Located on the Sabarmati River, Ahmadabad was founded in 1411/814 AH by the Muslim Sultan Ahmad Shah, the ruler of Gujarat. Newly proclaimed, the ruler felt vulnerable in the capital of Anahilvada-Patan, and moved his court to Ashaval, a Hindu settlement that supported him, and which he renamed Ahmadabad, after himself.
The new capital of Gujarat developed rapidly with the palace as the nucleus, encircled by a commercial districts. The Bhadra Fort represents the footprint of the original city. The nobility settled outside the city limit, forming their individual settlements. These settlements, known as puras, were named after their respective founders with the suffix of 'ganj' attached, like Nurganj or Muradganj.
Ahmadabad became a part of the Mughal Empire in 1572/980 AH under Emperor Akbar. In 1817/1232 AH, the British took over and the East India Company made it the military and administrative center of Gujarat. No longer the capital of Gujarat in post-Independence India, Ahmadabad is still a principal city with a thriving cotton industry earning it the title of 'Textile City'. Architecturally, the city boasts some of the most interesting examples of fifteenth century Gujarati style. The Jami Masjid and the Mausoleum of Ahmad Shah are an adaptation of indigenous Hindu and Jain architecture; the Siddi Saiyad's Mosque is famous for its exquisite yellow stone latticework, the Rani Sipri's mosque is an elegant dedication to Sultan Mahmud Begara's Hindu wife.
Modern Ahmadabad is spreading west of the Sabarmati River. This portion of the city plays host to the work of two famous architects, Le Corbusier and Louis Kahn. Sanskar Kendra, Mill Owners' Association building and the private residences of Sarabhai and Shodhan were designed by Le Corbusier, while the Indian Institute of Management (IIM) by Louis Kahn is one of the top college for business studies.
Davies, Philip. The Penguin Guide to the Monuments of India - Volume 2: Islamic, Rajput, European. London: The Penguin Group, 1989.
R.N. Mehta and Rasesh Jamindar. "Urban Context." In Ahmadabad, edited by George Michell and Snehal Shah, 1. Bombay: Marg Publications, 1998.
DK Eyewitness Travel Guides: India London: Dorling Kindersley Limited, 2002.
Qutb al-Din Shah's Mosque is located near the north end of the old walled city of Ahmedabad on the road to the Delhi Gate. It is named for its patron, Qutb al-Din Ahmad Shah II, who reigned from 1451-1458/855-862 AH. An inscription plaque above the mihrab dates the building to 1449/853 AH.

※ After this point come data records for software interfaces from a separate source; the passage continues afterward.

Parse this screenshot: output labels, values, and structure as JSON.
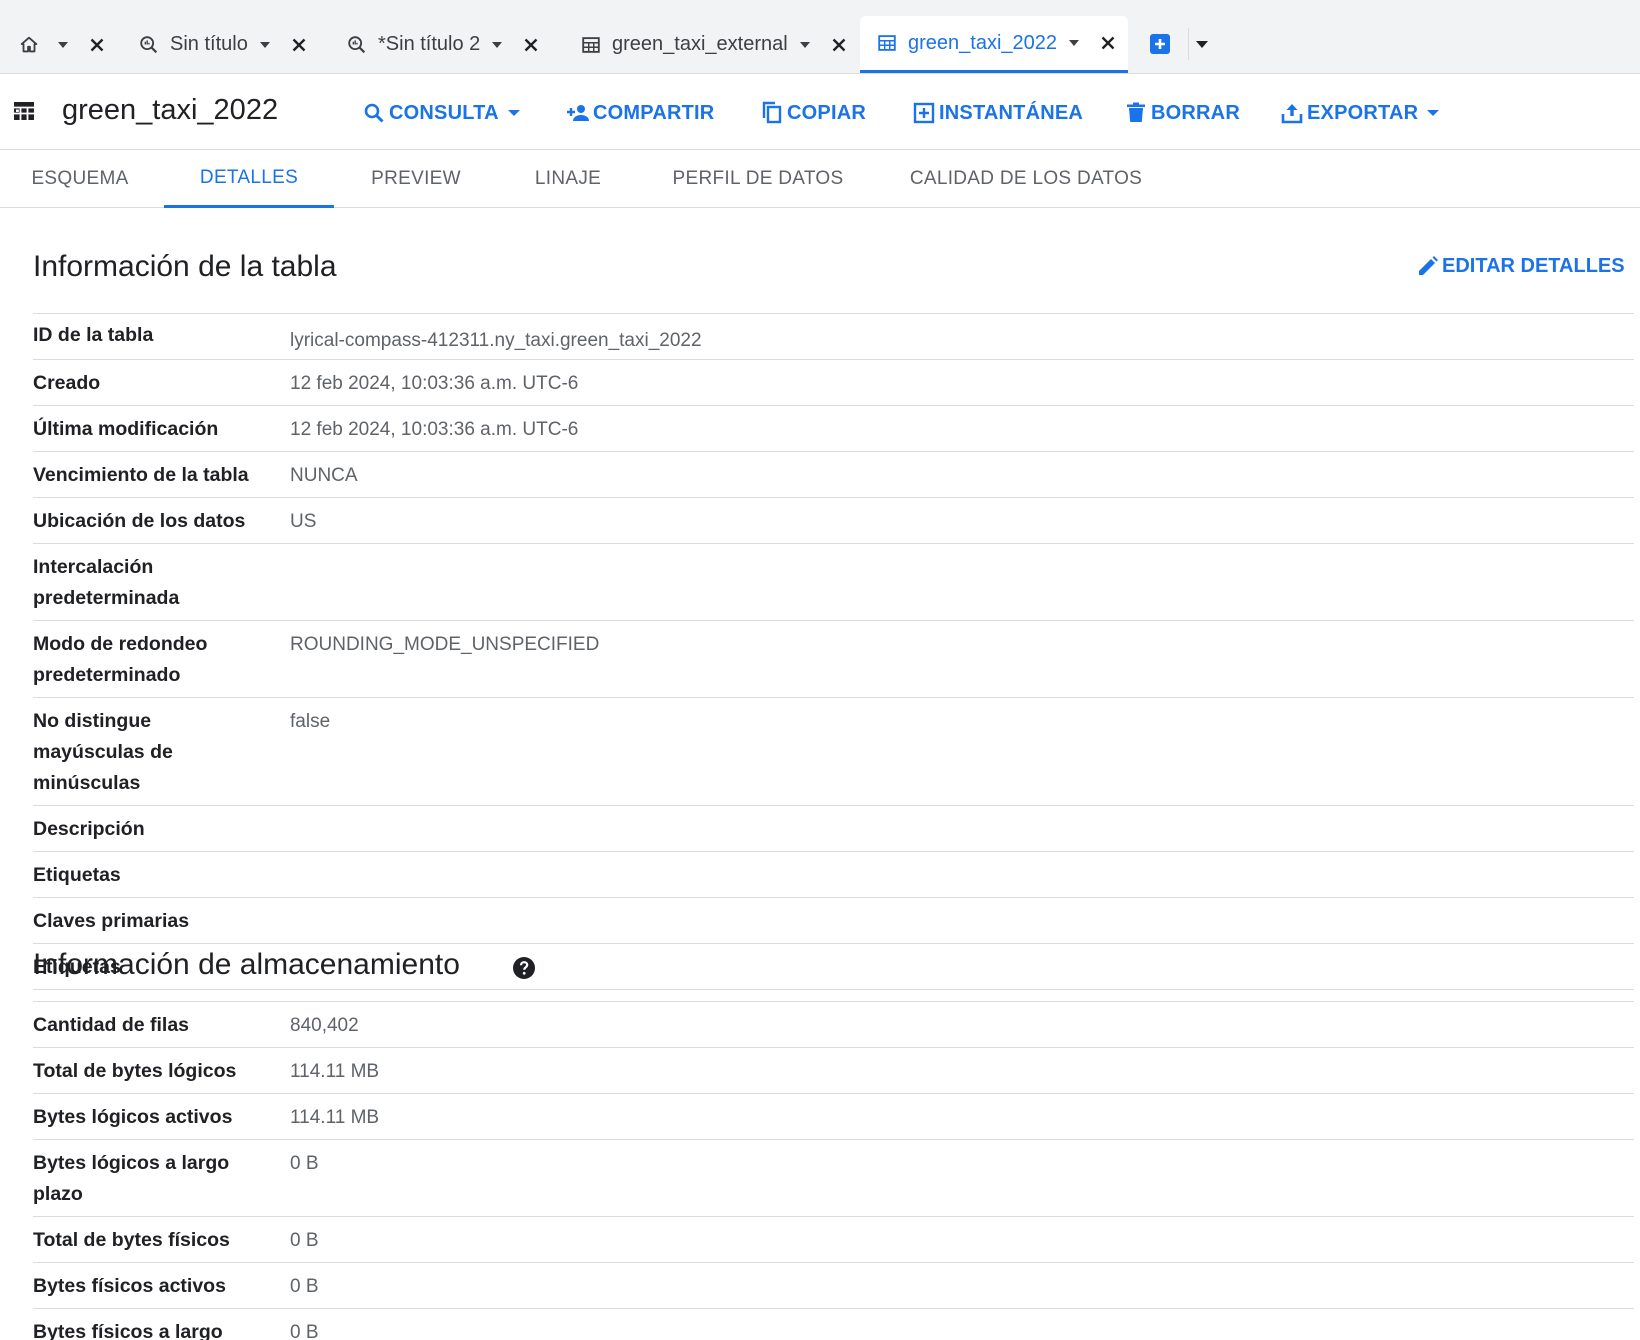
{
  "tabs": [
    {
      "label": "",
      "icon": "home-icon",
      "has_caret": true,
      "closable": true,
      "active": false
    },
    {
      "label": "Sin título",
      "icon": "query-icon",
      "has_caret": true,
      "closable": true,
      "active": false
    },
    {
      "label": "*Sin título 2",
      "icon": "query-icon",
      "has_caret": true,
      "closable": true,
      "active": false
    },
    {
      "label": "green_taxi_external",
      "icon": "table-icon",
      "has_caret": true,
      "closable": true,
      "active": false
    },
    {
      "label": "green_taxi_2022",
      "icon": "table-icon",
      "has_caret": true,
      "closable": true,
      "active": true
    }
  ],
  "toolbar": {
    "title": "green_taxi_2022",
    "buttons": [
      {
        "label": "CONSULTA",
        "icon": "search-icon",
        "has_caret": true
      },
      {
        "label": "COMPARTIR",
        "icon": "person-add-icon",
        "has_caret": false
      },
      {
        "label": "COPIAR",
        "icon": "copy-icon",
        "has_caret": false
      },
      {
        "label": "INSTANTÁNEA",
        "icon": "snapshot-icon",
        "has_caret": false
      },
      {
        "label": "BORRAR",
        "icon": "trash-icon",
        "has_caret": false
      },
      {
        "label": "EXPORTAR",
        "icon": "export-icon",
        "has_caret": true
      }
    ]
  },
  "subtabs": [
    {
      "label": "ESQUEMA",
      "active": false
    },
    {
      "label": "DETALLES",
      "active": true
    },
    {
      "label": "PREVIEW",
      "active": false
    },
    {
      "label": "LINAJE",
      "active": false
    },
    {
      "label": "PERFIL DE DATOS",
      "active": false
    },
    {
      "label": "CALIDAD DE LOS DATOS",
      "active": false
    }
  ],
  "table_info": {
    "title": "Información de la tabla",
    "edit_label": "EDITAR DETALLES",
    "rows": [
      {
        "key": "ID de la tabla",
        "value": "lyrical-compass-412311.ny_taxi.green_taxi_2022"
      },
      {
        "key": "Creado",
        "value": "12 feb 2024, 10:03:36 a.m. UTC-6"
      },
      {
        "key": "Última modificación",
        "value": "12 feb 2024, 10:03:36 a.m. UTC-6"
      },
      {
        "key": "Vencimiento de la tabla",
        "value": "NUNCA"
      },
      {
        "key": "Ubicación de los datos",
        "value": "US"
      },
      {
        "key": "Intercalación predeterminada",
        "value": ""
      },
      {
        "key": "Modo de redondeo predeterminado",
        "value": "ROUNDING_MODE_UNSPECIFIED"
      },
      {
        "key": "No distingue mayúsculas de minúsculas",
        "value": "false"
      },
      {
        "key": "Descripción",
        "value": ""
      },
      {
        "key": "Etiquetas",
        "value": ""
      },
      {
        "key": "Claves primarias",
        "value": ""
      },
      {
        "key": "Etiquetas",
        "value": ""
      }
    ]
  },
  "storage_info": {
    "title": "Información de almacenamiento",
    "rows": [
      {
        "key": "Cantidad de filas",
        "value": "840,402"
      },
      {
        "key": "Total de bytes lógicos",
        "value": "114.11 MB"
      },
      {
        "key": "Bytes lógicos activos",
        "value": "114.11 MB"
      },
      {
        "key": "Bytes lógicos a largo plazo",
        "value": "0 B"
      },
      {
        "key": "Total de bytes físicos",
        "value": "0 B"
      },
      {
        "key": "Bytes físicos activos",
        "value": "0 B"
      },
      {
        "key": "Bytes físicos a largo plazo",
        "value": "0 B"
      }
    ]
  },
  "colors": {
    "accent": "#1a73e8",
    "text": "#202124",
    "muted": "#5f6368",
    "divider": "#dadce0",
    "tabstrip_bg": "#f1f3f4"
  }
}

The mosque is a long, rectangular structure with five large arched entrances on its east side. Flanking the central archway, which is taller than the other four, are two monumental minarets. The minarets take the form of engaged pillars and are lost above the level of the roof.
The interior of the mosque is a large prayer hall. Five large domes placed in line with the arched entries divide the space. These domes are supported by sixty pillars: five sets of twelve arranged in a square under the dome. The domed bays formed by the pillars are separated from the front, back, and side walls by a single aisle, and from one another by a single aisle. Ten smaller domes cover bays in these aisles, five on the aisle between the front wall and the domed bays, aligned with the domes and entrances, and five along the qibla wall aligned with the domes and entrances as well. Mihrabs mark the qibla under these five domed bays of the qibla wall. Extra light enters the mosque through windows on all four walls.
Burgess, James. The Muhammadan Architecture of Ahmadabad. Part I - A.D. 1412 to 1520, 44-46. Archaeological Survey of Western India, Vol. 7. London: William Griggs & Sons, 1900.
Qutbuddin Shah Masjid (Alternate transliteration)
Qutbu'l-Din Shah Masjid (Alternate transliteration)
Qutbu'd-Din Shah Masjid (Alternate transliteration)